» THE RECORDS
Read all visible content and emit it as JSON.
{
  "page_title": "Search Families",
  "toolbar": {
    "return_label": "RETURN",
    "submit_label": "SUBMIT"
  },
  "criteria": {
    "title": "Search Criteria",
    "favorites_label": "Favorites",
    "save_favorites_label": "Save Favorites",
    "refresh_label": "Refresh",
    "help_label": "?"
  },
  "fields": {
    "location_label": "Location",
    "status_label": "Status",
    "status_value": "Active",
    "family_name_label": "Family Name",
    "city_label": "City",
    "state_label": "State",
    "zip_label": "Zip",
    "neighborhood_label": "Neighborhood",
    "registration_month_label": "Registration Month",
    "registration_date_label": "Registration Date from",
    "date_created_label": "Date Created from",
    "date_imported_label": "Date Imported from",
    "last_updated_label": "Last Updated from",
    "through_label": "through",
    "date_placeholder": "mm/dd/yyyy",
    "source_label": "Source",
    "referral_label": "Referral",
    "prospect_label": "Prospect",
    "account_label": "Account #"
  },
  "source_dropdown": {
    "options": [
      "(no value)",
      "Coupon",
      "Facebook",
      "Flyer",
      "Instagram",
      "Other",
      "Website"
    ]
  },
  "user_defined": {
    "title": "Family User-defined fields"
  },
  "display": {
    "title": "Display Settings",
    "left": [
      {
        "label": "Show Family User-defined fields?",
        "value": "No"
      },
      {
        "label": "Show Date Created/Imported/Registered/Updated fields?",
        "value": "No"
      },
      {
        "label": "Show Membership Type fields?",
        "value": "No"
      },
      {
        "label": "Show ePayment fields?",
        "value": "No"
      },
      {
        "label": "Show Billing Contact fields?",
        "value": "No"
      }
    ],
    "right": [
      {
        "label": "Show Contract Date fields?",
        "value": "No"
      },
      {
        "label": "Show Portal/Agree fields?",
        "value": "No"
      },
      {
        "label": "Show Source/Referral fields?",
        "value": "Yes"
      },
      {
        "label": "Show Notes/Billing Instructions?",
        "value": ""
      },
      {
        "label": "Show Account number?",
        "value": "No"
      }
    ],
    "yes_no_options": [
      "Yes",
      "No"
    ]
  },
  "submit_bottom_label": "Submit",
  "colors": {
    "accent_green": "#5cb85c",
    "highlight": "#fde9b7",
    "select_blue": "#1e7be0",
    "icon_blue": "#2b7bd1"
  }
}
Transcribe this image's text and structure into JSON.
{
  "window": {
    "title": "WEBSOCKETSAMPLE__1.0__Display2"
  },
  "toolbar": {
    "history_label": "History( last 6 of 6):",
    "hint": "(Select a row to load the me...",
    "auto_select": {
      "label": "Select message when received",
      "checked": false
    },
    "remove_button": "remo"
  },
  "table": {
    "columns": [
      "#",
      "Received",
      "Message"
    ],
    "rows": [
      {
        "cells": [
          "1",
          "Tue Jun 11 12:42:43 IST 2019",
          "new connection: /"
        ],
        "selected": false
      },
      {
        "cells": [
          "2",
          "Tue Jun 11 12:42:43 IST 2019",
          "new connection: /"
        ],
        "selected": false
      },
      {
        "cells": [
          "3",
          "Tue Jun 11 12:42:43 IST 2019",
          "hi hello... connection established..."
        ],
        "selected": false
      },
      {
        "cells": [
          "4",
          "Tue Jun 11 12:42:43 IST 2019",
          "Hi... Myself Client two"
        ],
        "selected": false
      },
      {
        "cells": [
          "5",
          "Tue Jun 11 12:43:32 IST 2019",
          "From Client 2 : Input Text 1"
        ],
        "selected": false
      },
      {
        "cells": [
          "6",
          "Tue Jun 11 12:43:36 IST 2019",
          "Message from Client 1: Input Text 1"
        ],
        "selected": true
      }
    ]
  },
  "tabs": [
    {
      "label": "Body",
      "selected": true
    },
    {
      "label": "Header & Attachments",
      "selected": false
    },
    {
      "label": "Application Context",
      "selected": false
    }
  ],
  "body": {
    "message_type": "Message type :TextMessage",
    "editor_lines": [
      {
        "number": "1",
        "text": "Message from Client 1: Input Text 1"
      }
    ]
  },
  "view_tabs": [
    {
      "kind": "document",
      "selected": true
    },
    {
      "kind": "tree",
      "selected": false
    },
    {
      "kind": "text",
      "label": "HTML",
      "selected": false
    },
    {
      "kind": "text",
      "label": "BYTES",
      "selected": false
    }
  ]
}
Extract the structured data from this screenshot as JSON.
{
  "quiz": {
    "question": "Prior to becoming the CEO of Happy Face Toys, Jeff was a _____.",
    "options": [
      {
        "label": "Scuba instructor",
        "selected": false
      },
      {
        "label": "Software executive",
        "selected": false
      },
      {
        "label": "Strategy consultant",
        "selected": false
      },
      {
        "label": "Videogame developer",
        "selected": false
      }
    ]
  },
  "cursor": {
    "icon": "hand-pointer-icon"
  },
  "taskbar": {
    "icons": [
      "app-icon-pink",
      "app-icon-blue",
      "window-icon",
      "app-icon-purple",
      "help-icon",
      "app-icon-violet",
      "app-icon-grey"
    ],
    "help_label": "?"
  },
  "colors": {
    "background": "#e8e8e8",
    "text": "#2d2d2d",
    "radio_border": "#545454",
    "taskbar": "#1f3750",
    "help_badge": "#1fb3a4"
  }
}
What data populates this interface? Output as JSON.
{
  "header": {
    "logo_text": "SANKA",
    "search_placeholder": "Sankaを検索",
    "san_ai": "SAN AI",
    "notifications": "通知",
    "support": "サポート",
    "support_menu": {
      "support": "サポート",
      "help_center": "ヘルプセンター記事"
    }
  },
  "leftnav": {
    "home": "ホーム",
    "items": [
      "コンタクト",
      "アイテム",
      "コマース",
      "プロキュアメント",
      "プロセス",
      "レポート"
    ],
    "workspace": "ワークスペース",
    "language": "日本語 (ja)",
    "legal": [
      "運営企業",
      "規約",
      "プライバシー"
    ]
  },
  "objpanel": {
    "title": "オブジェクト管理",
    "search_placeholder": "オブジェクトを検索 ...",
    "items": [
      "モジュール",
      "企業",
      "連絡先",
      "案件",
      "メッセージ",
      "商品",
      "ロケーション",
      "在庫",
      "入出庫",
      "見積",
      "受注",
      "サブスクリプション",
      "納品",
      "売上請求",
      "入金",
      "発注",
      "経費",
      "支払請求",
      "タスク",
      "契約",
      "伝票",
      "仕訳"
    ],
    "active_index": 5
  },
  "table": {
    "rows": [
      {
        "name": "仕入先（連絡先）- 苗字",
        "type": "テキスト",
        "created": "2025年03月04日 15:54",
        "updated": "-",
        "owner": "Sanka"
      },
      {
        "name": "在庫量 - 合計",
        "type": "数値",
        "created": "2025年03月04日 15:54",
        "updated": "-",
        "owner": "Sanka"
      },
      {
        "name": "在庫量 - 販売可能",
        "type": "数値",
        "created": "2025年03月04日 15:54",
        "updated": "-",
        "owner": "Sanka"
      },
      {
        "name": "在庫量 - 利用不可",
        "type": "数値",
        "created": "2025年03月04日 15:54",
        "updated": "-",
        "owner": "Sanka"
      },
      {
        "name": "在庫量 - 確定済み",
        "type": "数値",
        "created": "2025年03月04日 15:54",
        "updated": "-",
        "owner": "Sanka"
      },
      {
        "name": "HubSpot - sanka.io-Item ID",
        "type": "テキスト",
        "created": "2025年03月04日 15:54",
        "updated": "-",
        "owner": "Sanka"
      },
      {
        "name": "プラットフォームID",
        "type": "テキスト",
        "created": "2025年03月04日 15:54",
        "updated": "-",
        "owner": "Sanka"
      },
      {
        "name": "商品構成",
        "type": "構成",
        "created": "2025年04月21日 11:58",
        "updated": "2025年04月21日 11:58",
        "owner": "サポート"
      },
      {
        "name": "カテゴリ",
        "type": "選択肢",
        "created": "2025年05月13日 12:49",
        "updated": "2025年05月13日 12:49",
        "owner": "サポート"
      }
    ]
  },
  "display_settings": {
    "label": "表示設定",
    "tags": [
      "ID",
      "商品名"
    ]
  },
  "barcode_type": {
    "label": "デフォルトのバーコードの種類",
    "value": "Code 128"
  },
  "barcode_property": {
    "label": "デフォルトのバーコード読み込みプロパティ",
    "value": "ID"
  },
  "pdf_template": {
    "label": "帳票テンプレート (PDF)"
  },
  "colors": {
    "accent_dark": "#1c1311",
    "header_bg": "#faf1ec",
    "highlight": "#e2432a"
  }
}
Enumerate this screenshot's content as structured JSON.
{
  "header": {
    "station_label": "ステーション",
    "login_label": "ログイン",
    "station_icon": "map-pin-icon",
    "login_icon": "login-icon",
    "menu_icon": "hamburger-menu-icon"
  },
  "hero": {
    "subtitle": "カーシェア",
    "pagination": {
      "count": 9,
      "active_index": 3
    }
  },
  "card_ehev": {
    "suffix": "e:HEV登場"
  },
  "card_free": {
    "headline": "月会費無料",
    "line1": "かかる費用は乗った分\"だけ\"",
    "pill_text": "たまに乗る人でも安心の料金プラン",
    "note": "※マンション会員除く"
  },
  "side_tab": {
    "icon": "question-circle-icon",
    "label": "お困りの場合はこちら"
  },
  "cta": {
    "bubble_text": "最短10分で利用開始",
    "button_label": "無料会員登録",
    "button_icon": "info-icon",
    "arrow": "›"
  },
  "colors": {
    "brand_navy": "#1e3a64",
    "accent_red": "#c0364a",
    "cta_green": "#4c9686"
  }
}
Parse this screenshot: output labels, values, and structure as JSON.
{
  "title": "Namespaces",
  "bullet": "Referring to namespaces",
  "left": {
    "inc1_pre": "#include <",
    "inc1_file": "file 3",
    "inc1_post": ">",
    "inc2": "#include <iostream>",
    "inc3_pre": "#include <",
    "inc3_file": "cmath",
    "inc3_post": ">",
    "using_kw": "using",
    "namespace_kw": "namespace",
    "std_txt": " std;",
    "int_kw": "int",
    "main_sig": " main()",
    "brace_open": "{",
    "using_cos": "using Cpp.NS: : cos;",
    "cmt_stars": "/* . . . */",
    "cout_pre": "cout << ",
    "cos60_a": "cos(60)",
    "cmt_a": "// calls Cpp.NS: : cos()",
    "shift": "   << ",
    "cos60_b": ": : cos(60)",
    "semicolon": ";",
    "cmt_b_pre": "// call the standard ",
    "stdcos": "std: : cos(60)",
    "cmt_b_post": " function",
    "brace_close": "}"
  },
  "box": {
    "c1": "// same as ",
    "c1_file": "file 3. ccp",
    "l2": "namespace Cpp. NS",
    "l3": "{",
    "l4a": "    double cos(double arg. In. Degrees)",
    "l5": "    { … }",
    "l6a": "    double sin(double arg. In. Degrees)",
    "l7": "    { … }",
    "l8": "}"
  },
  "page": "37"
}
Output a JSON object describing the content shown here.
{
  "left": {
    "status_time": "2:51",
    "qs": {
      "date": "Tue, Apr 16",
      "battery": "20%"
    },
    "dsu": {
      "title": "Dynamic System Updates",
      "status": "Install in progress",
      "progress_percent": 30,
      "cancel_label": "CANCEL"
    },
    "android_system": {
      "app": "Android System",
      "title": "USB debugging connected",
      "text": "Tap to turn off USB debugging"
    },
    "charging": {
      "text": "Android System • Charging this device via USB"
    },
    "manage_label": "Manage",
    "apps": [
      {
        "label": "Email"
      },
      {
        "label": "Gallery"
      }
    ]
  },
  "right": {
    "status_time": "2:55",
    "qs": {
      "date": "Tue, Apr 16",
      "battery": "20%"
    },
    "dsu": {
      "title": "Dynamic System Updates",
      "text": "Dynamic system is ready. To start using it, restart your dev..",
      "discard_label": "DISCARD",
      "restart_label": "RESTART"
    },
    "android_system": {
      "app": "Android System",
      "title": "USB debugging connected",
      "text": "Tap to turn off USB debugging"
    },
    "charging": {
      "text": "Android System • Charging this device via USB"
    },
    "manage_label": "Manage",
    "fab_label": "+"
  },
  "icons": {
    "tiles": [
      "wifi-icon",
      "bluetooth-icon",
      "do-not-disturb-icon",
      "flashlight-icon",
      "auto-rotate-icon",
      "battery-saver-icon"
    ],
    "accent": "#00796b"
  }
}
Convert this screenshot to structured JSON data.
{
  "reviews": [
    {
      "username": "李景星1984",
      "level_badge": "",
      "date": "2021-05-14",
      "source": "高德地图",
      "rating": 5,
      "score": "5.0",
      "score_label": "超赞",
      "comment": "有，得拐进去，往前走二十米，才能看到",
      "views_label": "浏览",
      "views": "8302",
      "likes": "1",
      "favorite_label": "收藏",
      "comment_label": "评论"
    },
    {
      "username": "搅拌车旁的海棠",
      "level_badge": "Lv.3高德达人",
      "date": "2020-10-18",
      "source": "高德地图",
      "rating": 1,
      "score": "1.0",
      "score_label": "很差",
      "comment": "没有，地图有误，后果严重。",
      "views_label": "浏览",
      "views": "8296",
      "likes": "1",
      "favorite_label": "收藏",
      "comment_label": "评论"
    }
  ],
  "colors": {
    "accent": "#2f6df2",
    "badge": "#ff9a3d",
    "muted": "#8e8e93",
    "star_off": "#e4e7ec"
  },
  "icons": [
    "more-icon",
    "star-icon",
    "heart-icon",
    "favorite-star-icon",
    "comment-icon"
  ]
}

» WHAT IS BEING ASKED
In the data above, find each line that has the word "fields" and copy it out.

» WRITTEN RESPONSE
  "fields": {
    "title": "Family User-defined fields"
        "label": "Show Family User-defined fields?",
        "label": "Show Date Created/Imported/Registered/Updated fields?",
        "label": "Show Membership Type fields?",
        "label": "Show ePayment fields?",
        "label": "Show Billing Contact fields?",
        "label": "Show Contract Date fields?",
        "label": "Show Portal/Agree fields?",
        "label": "Show Source/Referral fields?",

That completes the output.